The official announcement of the Tang Prize Rule of Law category of will be made next Sunday June 21 at 10 am (Taiwan) – Saturday, June 20 at 9 pm (Colombia), 10 pm EST.
About the Tang Prize
The Tang Prize was established by Taiwanese businessman and philantropist Dr. Samuel Yin, Chairman of the Ruentex Group – a Taipei-based conglomerate dedicated to the education, health, real estate and insurance sectors, and the textile industry. Dr. Yin has assured that establishing the award has been one of his greatest dreams: “I hope that the prize will encourage more research that is beneficial to the world and humankind, promote Chinese culture, and make the world a better place.”
The Tang Prize recognizes four categories: Sustainable Development, Biopharmaceutical Science, Sinology, and Rule of Law. Its purpose is to promote the interaction and cooperation between culture and technology to find a method for the world’s sustainable development in the 21st century.
The nomination criteria for the Tang Prize emphasize innovation, social value and influence. This emphasis on addressing current social needs helps distinguish the Tang Prize from the Nobel Prize.
The nomination and selection of winners are conducted by an independent selection committee, which is formed in partial cooperation with Academia Sinica. The Tang Award Selection Committee is comprised of four separate committees, one for each award category. Committees invite respected academics and institutions from around the world to submit nominations.
Awarded every two years, the Tang Prize gives each category a cash prize of US$ 1.33 million. Additionally, award winners or organizations in each category receive a research grant of up to US $ 0.33 million. If multiple candidates (up to three) are selected in the same category, the cash reward and the subsidy are shared, as is the case this year in the Rule of Law category.
Founded in 2005, Dejusticia is a Colombian human rights research and advocacy organization.
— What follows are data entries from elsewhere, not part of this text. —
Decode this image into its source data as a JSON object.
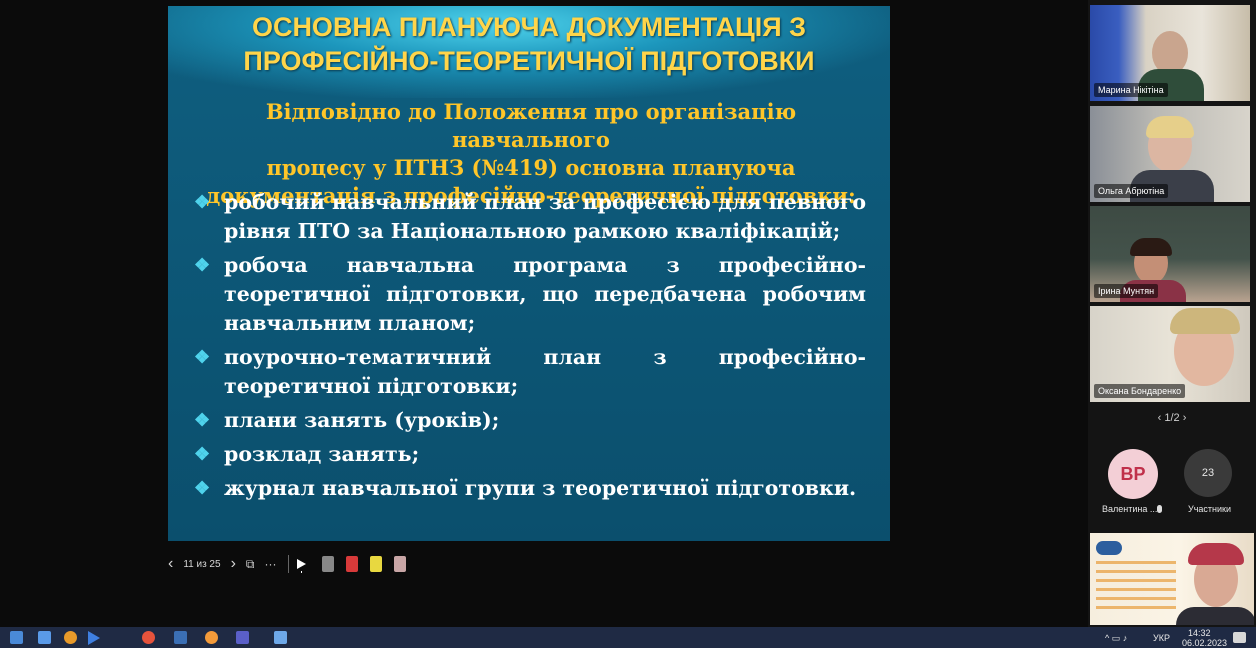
{
  "slide": {
    "title_line1": "ОСНОВНА ПЛАНУЮЧА ДОКУМЕНТАЦІЯ З",
    "title_line2": "ПРОФЕСІЙНО-ТЕОРЕТИЧНОЇ ПІДГОТОВКИ",
    "subtitle_line1": "Відповідно до Положення про організацію навчального",
    "subtitle_line2": "процесу у ПТНЗ (№419) основна плануюча",
    "subtitle_line3": "документація з професійно-теоретичної підготовки:",
    "bullets": [
      "робочий навчальний план за професією для певного рівня ПТО за Національною рамкою кваліфікацій;",
      "робоча навчальна програма з професійно-теоретичної підготовки, що передбачена робочим навчальним планом;",
      "поурочно-тематичний план з професійно-теоретичної підготовки;",
      "плани занять (уроків);",
      "розклад занять;",
      "журнал навчальної групи з теоретичної підготовки."
    ],
    "bullet_mark": "❖"
  },
  "controls": {
    "prev": "‹",
    "page_label": "11 из 25",
    "next": "›",
    "layout_icon": "⧉",
    "more": "···"
  },
  "participants": [
    {
      "name": "Марина Нікітіна"
    },
    {
      "name": "Ольга Абрютіна"
    },
    {
      "name": "Ірина Мунтян"
    },
    {
      "name": "Оксана Бондаренко"
    }
  ],
  "pager": "‹  1/2  ›",
  "avatar_initials": "ВР",
  "avatar_name": "Валентина ...",
  "participants_count": "23",
  "participants_label": "Участники",
  "taskbar": {
    "lang": "УКР",
    "time": "14:32",
    "date": "06.02.2023"
  },
  "colors": {
    "slide_bg": "#0d5878",
    "title": "#ffd54a",
    "subtitle": "#ffc629",
    "bullet_mark": "#4fd3ec",
    "taskbar": "#1f2a44"
  }
}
Through campaigns, capacity building, publications and strategic litigation, Dejusticia has worked to safeguard human rights and strengthen democracy.
Dejusticia has participated in over 200 emblematic cases in national and international courts on current and highly relevant issues: protection of Afro-Colombian people against racial discrimination; invalidation of the appointment of public officials due to their cronyism and the lack of transparency in their appointment; defense of the right to free and prior consultation of indigenous people; defense of women’s sexual and reproductive rights; equal rights for same-sex couples, including the right to marry and adopt children; protection of the right to life and “the right to defend the rights” of social leaders and human rights defenders against all forms of violence; protection of the environment and the rights of future generations against global warming and against deforestation in the Amazon forest; protection of the right to substantial equality of farmers, which includes the State’s duty to collect data on their conditions; protection of the right to health and access to adequate food, despite misleading advertising, and protection of privacy against electronic surveillance, and defense of the right to access public information.
For interviews or information about this recognition, please contact:
Mariana Escobar Roldán, Journalist at Dejusticia